FIVE MORE CONFESSIONS OF A MESSY PASTOR
Last week I took the risk of being real. I shared five confessions about myself and my feelings about ministry. Not because I’m in trouble or on the verge of quitting. But because ministry is hard, harder than those outside of ministry realize. I’m doing this in an effort to encourage other ministers who may be harboring and hiding some of these same thoughts.
Thank you for allowing me to be real. And think with me about five more confessions.
1. I am disappointed with myself when I disappoint others.
And disappointing others is inevitable. Part of my usual speech at our get-acquainted “Pizza with the Pastor” sessions is this: “If you attend here long enough, I’ll probably disappoint you. I won’t intend to do that. It will happen without malice. But sooner or later it’s likely I’ll do or say something you don’t like or understand. When that happens, just let me know. I want to make it right.”
2. I wish the approval of man was not more important to me than the approval of God.
It’s a given of leadership: we will make necessary and right decisions for the sake of the kingdom that some people won’t like. Sometimes I wrestle with whether to pull the trigger on a decision when I know my approval rating will go down. Sometimes I give in and sacrifice my approval rating with God for my approval rating with man.
3. I take every criticism to heart.
Every critical email, every letter full of accusations or name-calling, every shot taken at our team and our church—I wear each one. Even the unwarranted attacks go straight to my core. I wish it weren’t true. I’d love to say the criticisms don’t affect me. I wish I could let each one just roll of my back. But I can’t.
4. I struggle with being myself even though I want others to be themselves.
I debate whether or not to post pictures of my family on vacation. When I spend a little money to enjoy life, I wonder who will disapprove or misunderstand. This is true with any expenditure. I have heard from people numerous times “There goes my tithe money.” I’m going to Hawaii this year with my family for free—with airline and hotel points. But I’ll hesitate to post pictures lest I be categorized with jetsetter prosperity preachers.
People say they want you to be authentic and real, but sometimes they get offended when you show that you are. I struggle with that.
5. I have wanted to quit more times than I can count.
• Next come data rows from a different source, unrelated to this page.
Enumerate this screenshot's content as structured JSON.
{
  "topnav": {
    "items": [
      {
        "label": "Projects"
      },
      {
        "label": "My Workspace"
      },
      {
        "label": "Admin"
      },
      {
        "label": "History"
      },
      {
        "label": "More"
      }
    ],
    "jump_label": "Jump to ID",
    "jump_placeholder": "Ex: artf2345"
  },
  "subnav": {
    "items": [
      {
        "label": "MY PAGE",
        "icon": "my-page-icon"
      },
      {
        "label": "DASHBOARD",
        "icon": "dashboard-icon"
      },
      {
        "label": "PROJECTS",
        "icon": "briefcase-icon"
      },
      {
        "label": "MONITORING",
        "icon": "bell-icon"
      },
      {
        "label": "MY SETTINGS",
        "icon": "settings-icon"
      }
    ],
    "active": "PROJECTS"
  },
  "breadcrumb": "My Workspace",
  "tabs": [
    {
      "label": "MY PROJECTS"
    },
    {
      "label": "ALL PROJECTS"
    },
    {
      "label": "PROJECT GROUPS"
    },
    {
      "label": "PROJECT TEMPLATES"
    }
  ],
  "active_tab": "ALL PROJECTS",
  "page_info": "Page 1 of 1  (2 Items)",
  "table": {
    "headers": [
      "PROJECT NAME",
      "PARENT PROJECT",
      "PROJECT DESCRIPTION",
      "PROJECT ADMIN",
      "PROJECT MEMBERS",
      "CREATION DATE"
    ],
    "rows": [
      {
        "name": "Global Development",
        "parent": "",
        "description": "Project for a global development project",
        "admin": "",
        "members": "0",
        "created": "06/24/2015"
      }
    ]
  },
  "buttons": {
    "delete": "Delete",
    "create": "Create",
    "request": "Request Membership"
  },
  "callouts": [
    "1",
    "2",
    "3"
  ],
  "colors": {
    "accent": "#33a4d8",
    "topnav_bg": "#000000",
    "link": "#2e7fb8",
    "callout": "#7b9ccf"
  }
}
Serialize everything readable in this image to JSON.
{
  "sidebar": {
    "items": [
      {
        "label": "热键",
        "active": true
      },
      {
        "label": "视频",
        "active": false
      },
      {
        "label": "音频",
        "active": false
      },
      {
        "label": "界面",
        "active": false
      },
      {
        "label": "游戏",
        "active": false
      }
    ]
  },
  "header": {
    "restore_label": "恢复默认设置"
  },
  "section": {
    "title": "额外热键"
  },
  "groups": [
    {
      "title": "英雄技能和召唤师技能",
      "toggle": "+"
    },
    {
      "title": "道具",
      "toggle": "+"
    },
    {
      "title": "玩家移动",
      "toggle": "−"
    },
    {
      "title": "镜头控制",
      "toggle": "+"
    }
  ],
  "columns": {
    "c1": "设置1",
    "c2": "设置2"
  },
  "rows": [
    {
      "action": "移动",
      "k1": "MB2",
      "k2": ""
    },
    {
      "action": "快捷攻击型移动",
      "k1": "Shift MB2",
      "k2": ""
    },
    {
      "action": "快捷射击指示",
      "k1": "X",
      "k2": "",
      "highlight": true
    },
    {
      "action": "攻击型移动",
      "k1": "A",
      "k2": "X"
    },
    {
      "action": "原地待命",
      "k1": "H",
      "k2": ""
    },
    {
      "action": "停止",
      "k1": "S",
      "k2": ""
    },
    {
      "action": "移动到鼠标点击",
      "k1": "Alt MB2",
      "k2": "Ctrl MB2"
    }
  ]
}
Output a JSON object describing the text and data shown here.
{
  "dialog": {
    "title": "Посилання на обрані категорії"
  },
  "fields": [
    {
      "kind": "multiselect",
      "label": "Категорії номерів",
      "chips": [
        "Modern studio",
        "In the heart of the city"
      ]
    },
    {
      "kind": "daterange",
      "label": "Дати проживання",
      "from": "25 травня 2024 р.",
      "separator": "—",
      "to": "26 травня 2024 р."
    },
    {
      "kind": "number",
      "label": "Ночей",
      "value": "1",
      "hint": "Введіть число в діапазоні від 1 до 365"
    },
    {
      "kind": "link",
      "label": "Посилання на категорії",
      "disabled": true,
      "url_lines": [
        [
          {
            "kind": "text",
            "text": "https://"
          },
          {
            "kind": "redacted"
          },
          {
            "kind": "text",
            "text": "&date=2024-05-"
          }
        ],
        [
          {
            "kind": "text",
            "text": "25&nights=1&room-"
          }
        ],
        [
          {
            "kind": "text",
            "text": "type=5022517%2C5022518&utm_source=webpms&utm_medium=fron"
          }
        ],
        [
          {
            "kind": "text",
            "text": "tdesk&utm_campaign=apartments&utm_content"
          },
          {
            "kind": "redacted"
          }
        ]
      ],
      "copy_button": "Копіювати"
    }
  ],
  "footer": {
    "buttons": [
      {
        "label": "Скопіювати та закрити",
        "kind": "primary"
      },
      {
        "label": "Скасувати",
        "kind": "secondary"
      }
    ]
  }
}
I’ve actually looked at the guy cutting grass in the median on a Mason street and thought, Now that would be a great job. Of course, I’m glad I haven’t quit. But those not preaching don’t understand the energy and emotion spent in preaching. Those not in ministry don’t understand the pressure of interacting with hundreds of folks in a variety of roles on a Sunday morning. (I tell the staff: Don’t make any major decision on a Monday. You’re not emotionally equipped to be thinking straight on Monday.) The suicide rate for ministers is increasing. The average guy leaves ministry after only 2.5 years. I understand.
But after all the above, let me repeat the conclusion I offered last week. I genuinely love Jesus, and I want to help as many as possible to love him too. Yes, the calling is difficult, but it has always been difficult. Throughout history the devil has been attacking most intently those with the greatest potential to move the church forward.
With God’s strength I can sustain the attacks. But it helps to acknowledge them. It helps to have someone to tell who understands. And I hope other pastors who could make some of my confessions are helped by hearing them from me.
Several readers last week contacted me to say they could identify with my list. If you’re one of them, or if a point this week could have been made by you, please join the conversation in our Comments section. What helps you move beyond such negative feelings with a positive result for God?